- Development of pollutant load reduction goals (PRLGs) to determine the amount of pollutants that need to stop flowing into the river in order to restore the waterway.
- Adoption by the Florida Department of Environmental Protection (DEP) of total maximum daily loads (TMDLs).
- Development of Basin Management Action Plan (BMAP) allocations in cooperation with DEP, local governments and stakeholders to meet TMDLs.
A tricolored heron tiptoes through a marsh.
Other accomplishments in the area include:
- Designation of the river as an Outstanding Florida Water, an Aquatic Preserve, and a National Wild and Scenic River.

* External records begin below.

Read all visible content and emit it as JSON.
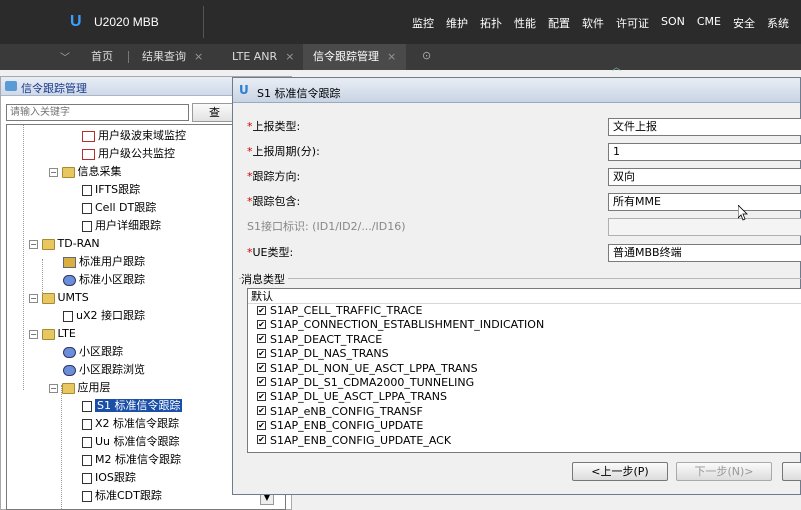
{
  "app": {
    "product": "U2020 MBB",
    "logo": "U"
  },
  "menu": [
    "监控",
    "维护",
    "拓扑",
    "性能",
    "配置",
    "软件",
    "许可证",
    "SON",
    "CME",
    "安全",
    "系统"
  ],
  "tabs": [
    {
      "label": "首页",
      "closable": false
    },
    {
      "label": "结果查询",
      "closable": true
    },
    {
      "label": "LTE ANR",
      "closable": true
    },
    {
      "label": "信令跟踪管理",
      "closable": true
    }
  ],
  "left_panel": {
    "title": "信令跟踪管理",
    "search_placeholder": "请输入关键字",
    "search_button": "查",
    "tree": [
      {
        "label": "用户级波束域监控",
        "icon": "chart-icon"
      },
      {
        "label": "用户级公共监控",
        "icon": "chart-icon"
      },
      {
        "label": "信息采集",
        "icon": "folder-icon",
        "expander": "−"
      },
      {
        "label": "IFTS跟踪",
        "icon": "plug-icon"
      },
      {
        "label": "Cell DT跟踪",
        "icon": "plug-icon"
      },
      {
        "label": "用户详细跟踪",
        "icon": "plug-icon"
      },
      {
        "label": "TD-RAN",
        "icon": "folder-icon",
        "expander": "−"
      },
      {
        "label": "标准用户跟踪",
        "icon": "user-icon"
      },
      {
        "label": "标准小区跟踪",
        "icon": "cell-icon"
      },
      {
        "label": "UMTS",
        "icon": "folder-icon",
        "expander": "−"
      },
      {
        "label": "uX2 接口跟踪",
        "icon": "plug-icon"
      },
      {
        "label": "LTE",
        "icon": "folder-icon",
        "expander": "−"
      },
      {
        "label": "小区跟踪",
        "icon": "cell-icon"
      },
      {
        "label": "小区跟踪浏览",
        "icon": "cell-icon"
      },
      {
        "label": "应用层",
        "icon": "folder-icon",
        "expander": "−"
      },
      {
        "label": "S1 标准信令跟踪",
        "icon": "plug-icon",
        "selected": true
      },
      {
        "label": "X2 标准信令跟踪",
        "icon": "plug-icon"
      },
      {
        "label": "Uu 标准信令跟踪",
        "icon": "plug-icon"
      },
      {
        "label": "M2 标准信令跟踪",
        "icon": "plug-icon"
      },
      {
        "label": "IOS跟踪",
        "icon": "plug-icon"
      },
      {
        "label": "标准CDT跟踪",
        "icon": "plug-icon"
      }
    ]
  },
  "dialog": {
    "title": "S1 标准信令跟踪",
    "fields": [
      {
        "label": "上报类型:",
        "required": true,
        "value": "文件上报"
      },
      {
        "label": "上报周期(分):",
        "required": true,
        "value": "1"
      },
      {
        "label": "跟踪方向:",
        "required": true,
        "value": "双向"
      },
      {
        "label": "跟踪包含:",
        "required": true,
        "value": "所有MME"
      },
      {
        "label": "S1接口标识: (ID1/ID2/.../ID16)",
        "required": false,
        "value": ""
      },
      {
        "label": "UE类型:",
        "required": true,
        "value": "普通MBB终端"
      }
    ],
    "message_group_label": "消息类型",
    "message_header": "默认",
    "messages": [
      "S1AP_CELL_TRAFFIC_TRACE",
      "S1AP_CONNECTION_ESTABLISHMENT_INDICATION",
      "S1AP_DEACT_TRACE",
      "S1AP_DL_NAS_TRANS",
      "S1AP_DL_NON_UE_ASCT_LPPA_TRANS",
      "S1AP_DL_S1_CDMA2000_TUNNELING",
      "S1AP_DL_UE_ASCT_LPPA_TRANS",
      "S1AP_eNB_CONFIG_TRANSF",
      "S1AP_ENB_CONFIG_UPDATE",
      "S1AP_ENB_CONFIG_UPDATE_ACK"
    ],
    "prev_button": "<上一步(P)",
    "next_button": "下一步(N)>"
  }
}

- Passage by the Florida Legislature (in 1988) of the Wekiva River Protection Act, which established the Wekiva River Protection Area and required the river’s surrounding counties to amend their comprehensive plans and land development rules to deter wetlands losses and protect wildlife and its habitats.
- Establishment of special rules (through the district) for development in the basin that require additional stormwater treatment and established protection zones along the waterways to preserve wetlands, uplands and water quality, and reduce erosion and groundwater drawdown.
- Passage of the Wekiva Parkway and Protection Act in 2004 to establish the Wekiva Study Area and provide guiding principles for the development of the Wekiva Parkway, thus completing the Orlando Beltway, while also ensuring greater protection of the surface and groundwater resources of the Wekiva River system. The legislation states “…the Wekiva River System and its associated springshed areas are of irreplaceable value to the quality of life and well-being of the people of the state of Florida…”
Updated on 1-2-2013